Kevin Youkilis wouldn’t play on Yom Kippur Eve, so the White Sox changed the time of Tuesday’s game against the Indians to 1:10 p.m.—a rare, afternoon tilt. With the Sox just a game up and about a week’s worth of season left, how could I miss it?
I live in Beverly, four stops away from Sox Park on the Rock Island Line. Climbing up to the catwalk-like row of seats above the packed, main-seating area, I take my place across the train car from a couple of other Sox fans. Middle-aged guys in oversized black jerseys, greying mustaches and shorts, they slam airplane-size bottles of liquor and kick their emptied, crushed cans of Lite under the seats. I’m new to Metra so this in-public-transit drinking is still a novelty. As we exit at 35th Street I note the Jenks, Crede, and Quentin jerseys bobbing ahead of me—all players who are no longer with the team.
I buy a ticket on the third-base side and go through the turnstiles. The concourse is always bustling whether it’s a sellout or a half-empty affair, and after finding my seat and surveying the stadium, it’s clear this game will be another of the latter. Many have wondered why a team that’s been in first place for much of the season, and is a week away from making the playoffs, hasn’t been able to capture its fans’ interest. All I know is that this year’s team has brought me almost as much joy as the 2005 team that went all the way. Perhaps it’s that no one expected the 2012 Sox to contend, or maybe because of all the new faces—as well as the welcome absence of some of the old ones—this team makes me happier than those of the last few years.
The third-base side of the stands is bathed in afternoon sun—something I didn’t consider when the cashier pointed to where my seat would be on the stadium map. I squint toward the field past fans with Buehrle, Thomas, and, most surprisingly, Swisher sewn or printed on their backs. What’s with the ever-lasting love for great (and less-than-great) players from Sox past? As I turn this over in my mind, Cleveland’s 3B catches my attention. He’s none other than the Sox’ former run-happy, jug-eared utility man, Brent Lillibridge. Without doubt, and unlike any other sport, appreciating baseball is about looking back, be it over decades or mere months. The connections we make with the men on the diamond continue after they’ve been traded away, retired, or just fallen out of the favor.
Two guys grumble behind me about the Sox leaving men on base when a Crede walks down the aisle.“There’s the guy I thought was gonna be one of the best ever…but all those back problems,” one tells the other.

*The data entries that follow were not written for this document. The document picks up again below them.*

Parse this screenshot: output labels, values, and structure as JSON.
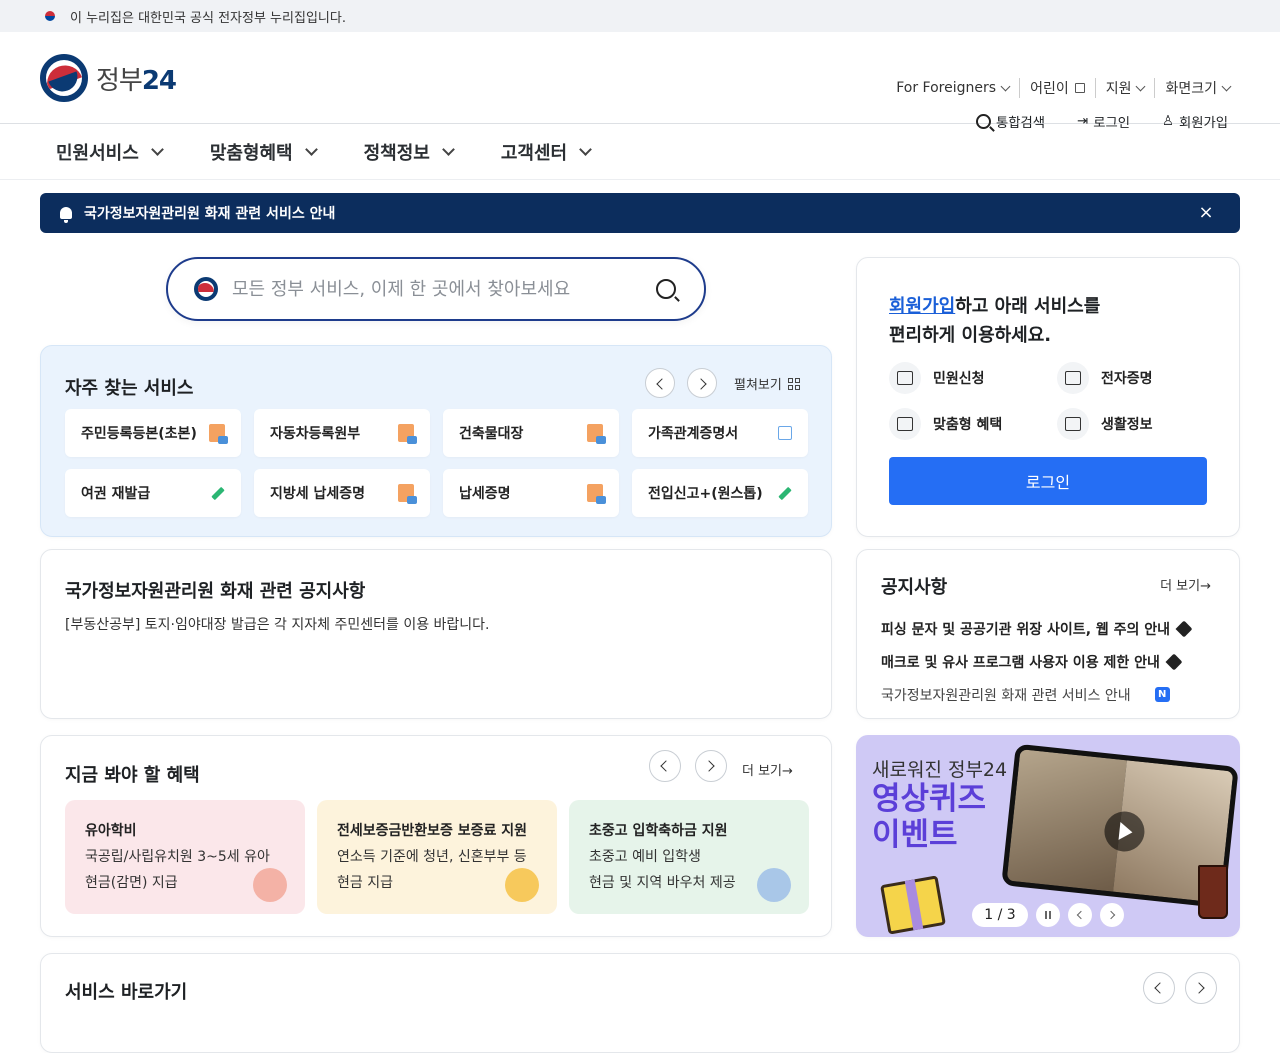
{
  "topbar": {
    "text": "이 누리집은 대한민국 공식 전자정부 누리집입니다."
  },
  "header": {
    "logo_text_a": "정부",
    "logo_text_b": "24",
    "utility": [
      "For Foreigners",
      "어린이",
      "지원",
      "화면크기"
    ],
    "actions": {
      "search": "통합검색",
      "login": "로그인",
      "signup": "회원가입"
    }
  },
  "gnb": [
    "민원서비스",
    "맞춤형혜택",
    "정책정보",
    "고객센터"
  ],
  "alert": {
    "text": "국가정보자원관리원 화재 관련 서비스 안내",
    "close": "×"
  },
  "search": {
    "placeholder": "모든 정부 서비스, 이제 한 곳에서 찾아보세요"
  },
  "frequent": {
    "title": "자주 찾는 서비스",
    "expand": "펼쳐보기",
    "items": [
      {
        "label": "주민등록등본(초본)",
        "icon": "document-icon"
      },
      {
        "label": "자동차등록원부",
        "icon": "document-icon"
      },
      {
        "label": "건축물대장",
        "icon": "document-icon"
      },
      {
        "label": "가족관계증명서",
        "icon": "external-link-icon"
      },
      {
        "label": "여권 재발급",
        "icon": "pen-icon"
      },
      {
        "label": "지방세 납세증명",
        "icon": "document-icon"
      },
      {
        "label": "납세증명",
        "icon": "document-icon"
      },
      {
        "label": "전입신고+(원스톱)",
        "icon": "pen-icon"
      }
    ]
  },
  "login_card": {
    "title_link": "회원가입",
    "title_rest": "하고 아래 서비스를",
    "title_line2": "편리하게 이용하세요.",
    "services": [
      "민원신청",
      "전자증명",
      "맞춤형 혜택",
      "생활정보"
    ],
    "button": "로그인"
  },
  "notice_main": {
    "title": "국가정보자원관리원 화재 관련 공지사항",
    "body": "[부동산공부] 토지·임야대장 발급은 각 지자체 주민센터를 이용 바랍니다."
  },
  "notice": {
    "title": "공지사항",
    "more": "더 보기→",
    "items": [
      {
        "text": "피싱 문자 및 공공기관 위장 사이트, 웹 주의 안내",
        "pinned": true
      },
      {
        "text": "매크로 및 유사 프로그램 사용자 이용 제한 안내",
        "pinned": true
      },
      {
        "text": "국가정보자원관리원 화재 관련 서비스 안내",
        "badge": "N"
      }
    ]
  },
  "benefits": {
    "title": "지금 봐야 할 혜택",
    "more": "더 보기→",
    "cards": [
      {
        "title": "유아학비",
        "line1": "국공립/사립유치원 3~5세 유아",
        "line2": "현금(감면) 지급"
      },
      {
        "title": "전세보증금반환보증 보증료 지원",
        "line1": "연소득 기준에 청년, 신혼부부 등",
        "line2": "현금 지급"
      },
      {
        "title": "초중고 입학축하금 지원",
        "line1": "초중고 예비 입학생",
        "line2": "현금 및 지역 바우처 제공"
      }
    ]
  },
  "promo": {
    "subtitle": "새로워진 정부24",
    "title": "영상퀴즈 이벤트",
    "pager": "1 / 3"
  },
  "shortcut": {
    "title": "서비스 바로가기"
  }
}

A woman and a little girl return to the seats next to the men. The girl asks, “Did they win, daddy?” “No. They’re losing,” he answers. She goes back to pushing a hotdog into the general area of her mouth before looking back at the field and announcing that Peyton Manning was at bat. They all wonder aloud how she came up with that.
The sun starts to roast my skin so I take advantage of the empty stadium and stroll around the concourse in search of shadier accommodations. I pass Buehrles balancing hotdogs and bong-like containers of frozen margaritas, Garlands holding helmets overflowing with nachos, and stray Thomases, Wellses, and Guillens hauling brews back to their seats. Settling near the right field line I take off my sunglasses in time to see Liriano get yanked before lasting his customary four innings. The Indians are fielding a squad loaded with AAA also-rans, yet our starter is overmatched.

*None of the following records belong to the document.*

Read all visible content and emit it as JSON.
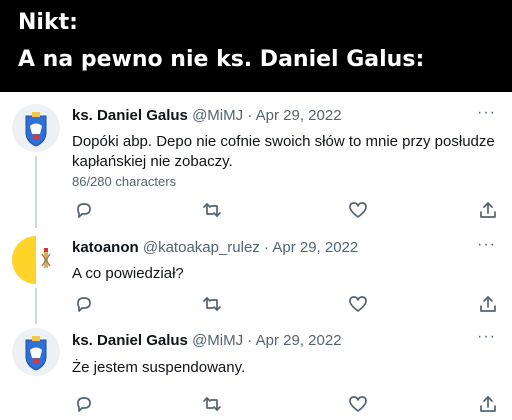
{
  "banner": {
    "line1": "Nikt:",
    "line2": "A na pewno nie ks. Daniel Galus:"
  },
  "tweets": [
    {
      "name": "ks. Daniel Galus",
      "handle": "@MiMJ",
      "separator": "·",
      "date": "Apr 29, 2022",
      "more": "···",
      "text": "Dopóki abp. Depo nie cofnie swoich słów to mnie przy posłudze kapłańskiej nie zobaczy.",
      "char_count": "86/280 characters",
      "avatar_icon": "coat-of-arms-blue-icon"
    },
    {
      "name": "katoanon",
      "handle": "@katoakap_rulez",
      "separator": "·",
      "date": "Apr 29, 2022",
      "more": "···",
      "text": "A co powiedział?",
      "avatar_icon": "vatican-flag-icon"
    },
    {
      "name": "ks. Daniel Galus",
      "handle": "@MiMJ",
      "separator": "·",
      "date": "Apr 29, 2022",
      "more": "···",
      "text": "Że jestem suspendowany.",
      "avatar_icon": "coat-of-arms-blue-icon"
    }
  ],
  "action_icons": [
    "reply-icon",
    "retweet-icon",
    "like-icon",
    "share-icon"
  ],
  "colors": {
    "banner_bg": "#000000",
    "text": "#0f1419",
    "secondary": "#536471",
    "thread_line": "#cfd9de"
  }
}
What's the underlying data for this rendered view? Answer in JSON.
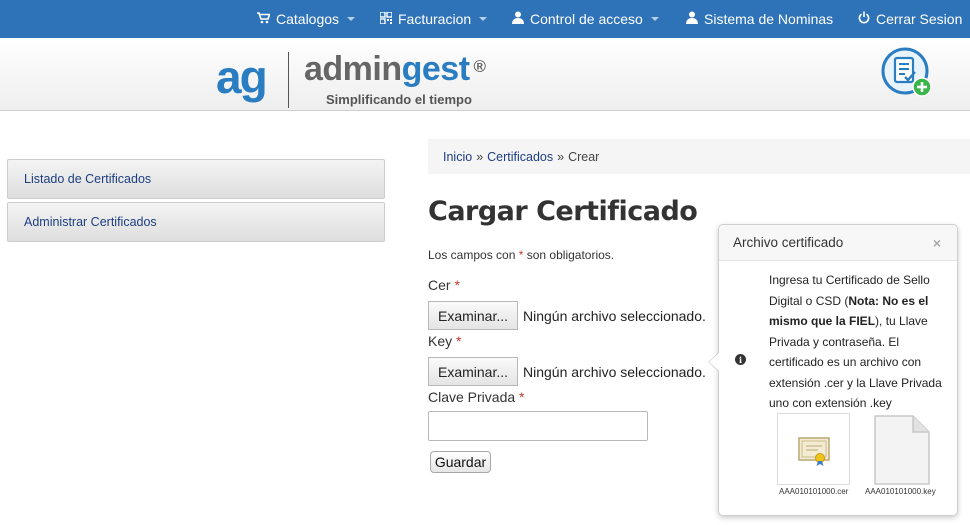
{
  "nav": {
    "catalogos": "Catalogos",
    "facturacion": "Facturacion",
    "control_acceso": "Control de acceso",
    "nominas": "Sistema de Nominas",
    "cerrar": "Cerrar Sesion"
  },
  "logo": {
    "mark": "ag",
    "name_a": "admin",
    "name_b": "gest",
    "reg": "®",
    "tagline": "Simplificando el tiempo"
  },
  "sidebar": {
    "items": [
      {
        "label": "Listado de Certificados"
      },
      {
        "label": "Administrar Certificados"
      }
    ]
  },
  "breadcrumb": {
    "inicio": "Inicio",
    "sep": "»",
    "certificados": "Certificados",
    "crear": "Crear"
  },
  "page": {
    "title": "Cargar Certificado",
    "required_note_a": "Los campos con",
    "required_mark": "*",
    "required_note_b": "son obligatorios."
  },
  "form": {
    "cer_label": "Cer",
    "key_label": "Key",
    "clave_label": "Clave Privada",
    "browse_label": "Examinar...",
    "no_file": "Ningún archivo seleccionado.",
    "clave_value": "",
    "submit_label": "Guardar"
  },
  "popover": {
    "title": "Archivo certificado",
    "close": "×",
    "info": "i",
    "text_a": "Ingresa tu Certificado de Sello Digital o CSD (",
    "text_bold": "Nota: No es el mismo que la FIEL",
    "text_b": "), tu Llave Privada y contraseña. El certificado es un archivo con extensión .cer y la Llave Privada uno con extensión .key",
    "file_cer": "AAA010101000.cer",
    "file_key": "AAA010101000.key"
  },
  "colors": {
    "nav_bg": "#2e72b8",
    "brand_blue": "#2a7dc0",
    "link": "#1d3e80",
    "required": "#c0392b"
  }
}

Meanwhile some kid named Kubler is mowing down our guys like they’re the rookies.
A couple rows away a boy gets hit with something from the upper deck. It turns out to be a container of chocolate pudding, which creates much more tension and drama than anything on the field thus far. An indignant fat man spearheads the investigation, casting angry looks toward the upper deck and pointing out to park security the dollop of evidence on the boy’s seat. Meanwhile the boy’s whole family moves to a different part of the park to avoid further risk of projectile dairy. That’s all that stirs the crowd in my vicinity until ladies start running along the perimeter of the field, tossing T-shirts into the crowd between innings. Moments later Pierzynski and Viciedo hit back-to-back dingers, drawing a cheer barely rivaling the shirt-tossing women.
It’s 4-2 Indians in the bottom of the 9th when Chris Perez, the Indians’ closer/philosophizer is brought in. He promptly surrenders a Konerko line-drive homer before holding two Sox on the bases to seal it for the Tribe. On the ramp out Konerkos, Beckhams, Peavys, Aparicios, and Venturas of all shapes and sizes flow toward 35th Street and the parking lots that ring the park.
Approaching the Metra station an old man tells his friend in parting, “Well, John, we’re all Royals fans now.” Late in the year we all start rooting for our rival’s rivals.
On the platform Swishers, Harrelsons, and Baineses sigh and look off down the tracks. I don’t see anyone drinking on the train home. Across from me on the opposite catwalk a stocky guy with sad eyes looks about ready to cry before his phone rings. After a few words he breaks into a tentative smile.
Still a few games left. Still got a chance.